When Kuechly ran his first 40 at Combine, he looked like a textbook illustration of that exacting technique that maximizes test numbers and his time proved that with an official 4.49. On his second pass, he popped up too soon, lost his overspeed (which in turn would have kept the quick twitch muscle fibers firing) and ended with a time of 4.78. Nearly 0.3 seconds difference, due only to his level of technique. He was one of the lucky ones. He’d had a chance to learn that technique well.
His high second run time caused something I hadn’t seen before, although it’s not unheard of. With a huge difference in run times like that, they will sometimes ask for a time from the scouts in the stands. It was later officially lowered to 4.68. I’m getting cynical as I get older - I have to doubt that it would have worked for one of the barely-known players there, although I’d hope I’m wrong. At any rate, his official final average was 4.58.
He’s got an extensive library of excellent performances anyway, has the musculature of a classic middle linebacker, and seems to carry that ineffable Mike attitude, despite his impressive cerebral skills. It’s what probably makes him one of those more rare linebackers who not only break into the top half of the first round but is likely to be worth it (which is much easier with the new CBA, I’d note).
With a small error in technique due to a lesser level of training in such things, an only slightly lesser athlete could be just as fast on the field and have equally impressive skills, but be from a small school, perhaps as a junior college transfer, and never really get the same kind of look from the scouts that leads to better training. Maybe teams are leery of drafting a guy from that level of competition that year, or there are a lot of LBs coming out at his position. That same guy will come from the late rounds or from the CFA system and start out differently in the league.

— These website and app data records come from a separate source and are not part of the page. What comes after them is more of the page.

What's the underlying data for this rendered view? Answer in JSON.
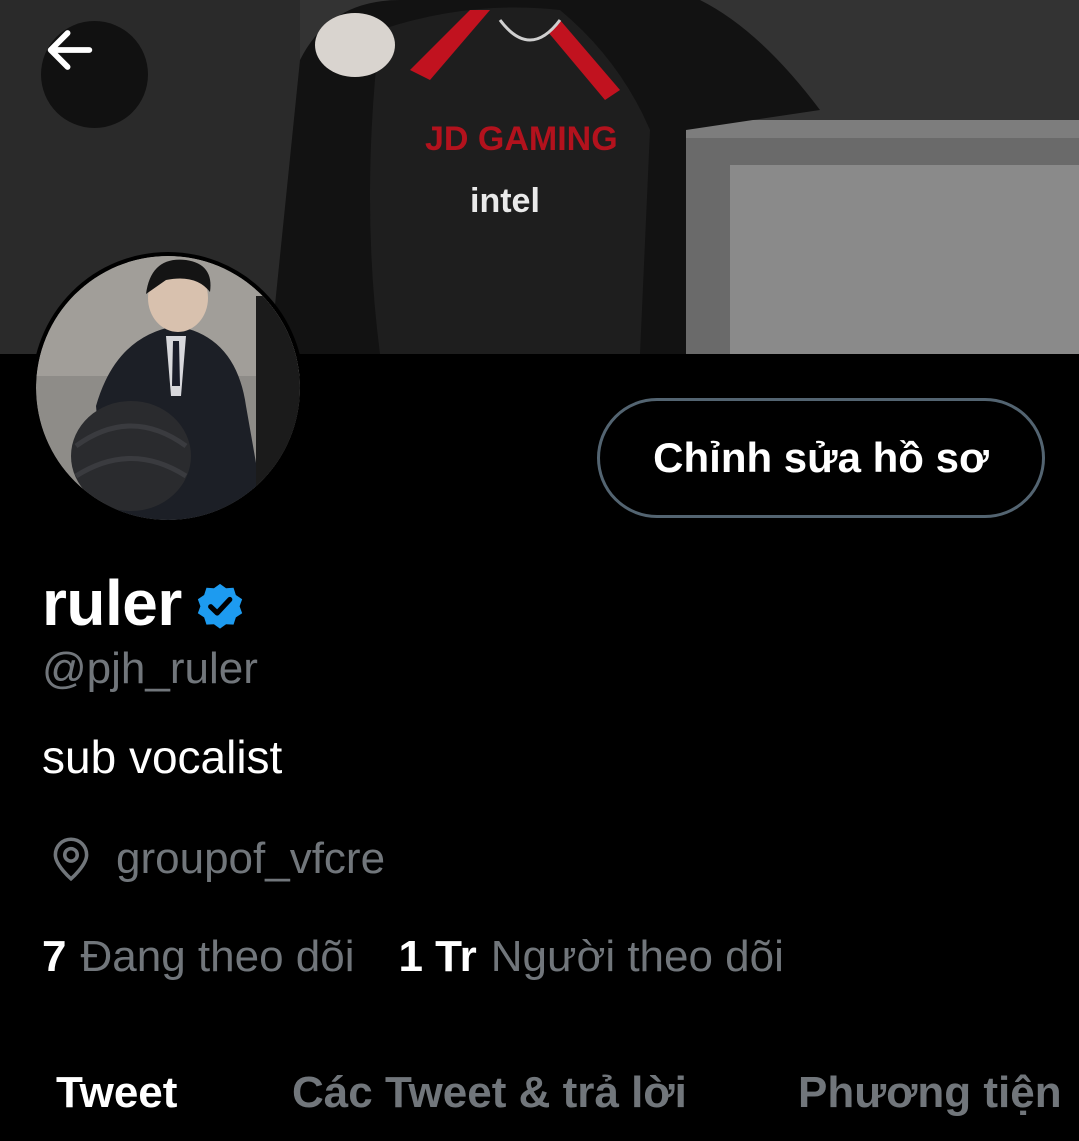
{
  "header": {
    "back_icon": "arrow-left-icon"
  },
  "banner": {
    "jersey_brand": "JD GAMING",
    "jersey_sponsor": "intel"
  },
  "profile": {
    "edit_button_label": "Chỉnh sửa hồ sơ",
    "display_name": "ruler",
    "verified_icon": "verified-badge-icon",
    "handle": "@pjh_ruler",
    "bio": "sub vocalist",
    "location_icon": "location-pin-icon",
    "location": "groupof_vfcre",
    "following_count": "7",
    "following_label": "Đang theo dõi",
    "followers_count": "1 Tr",
    "followers_label": "Người theo dõi"
  },
  "tabs": [
    {
      "label": "Tweet",
      "active": true
    },
    {
      "label": "Các Tweet & trả lời",
      "active": false
    },
    {
      "label": "Phương tiện",
      "active": false
    }
  ],
  "colors": {
    "background": "#000000",
    "primary_text": "#ffffff",
    "secondary_text": "#71767b",
    "verified_blue": "#1d9bf0",
    "button_border": "#536471"
  }
}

He may share a Pro Bowl with Kuechly down the road, but the difference isn’t much on the field. He might just run an average 4.78 in his 40, but he could hit like a bus and run like a mountain cougar in pads and still slide through the cracks. It may be a few years before he starts, assuming he gets to a camp with the right opportunity at all. Once in awhile, opportunity meets that kind of unseen skill and you get a Chris Harris, starting nickelback for the Denver Broncos. No one saw him coming except himself, his family, his teammates and his coaches. Sometimes it’s a very small change from starter to nowhere.
That’s what makes it more interesting when you get past the bigger names and into the level that draftniks and college football enthusiasts only seem to know, and even then everyone’s stumped by some of them. Keep an eye on the names, though. A group of them each year will go on to start, maybe to excel.
Most years, the Broncos have one undrafted free agent that sticks. ST captain Wesley Woodyard, CB Cassius Vaughn, and nickelback Chris Harris have been recent acquisitions who’ve made a difference. There have been many. Some of those castoffs become Rod Smith’s, with their name on that Ring of Fame.
It’s the only award most Broncos fans really pay attention to anyway. Who doesn’t love catching Smith’s name during a home game broadcast? Can we get a billboard to get him that coaching job he joked about recently on Facebook? It would be one heck of an inspiration to the receivers who are about to work with Peyton Manning. Add Smith’s name, work ethic and life approach to what Denver’s already putting together and no one would dare drop a pass on that field during a game. I’d love to see it.
Smith was living proof of what I’m saying. A bigger school, a little different training, and Smith might have been a name in his draft. Instead, he’s a name written on a lot of Broncos fans’ hearts.
In the end, it’s a better legacy.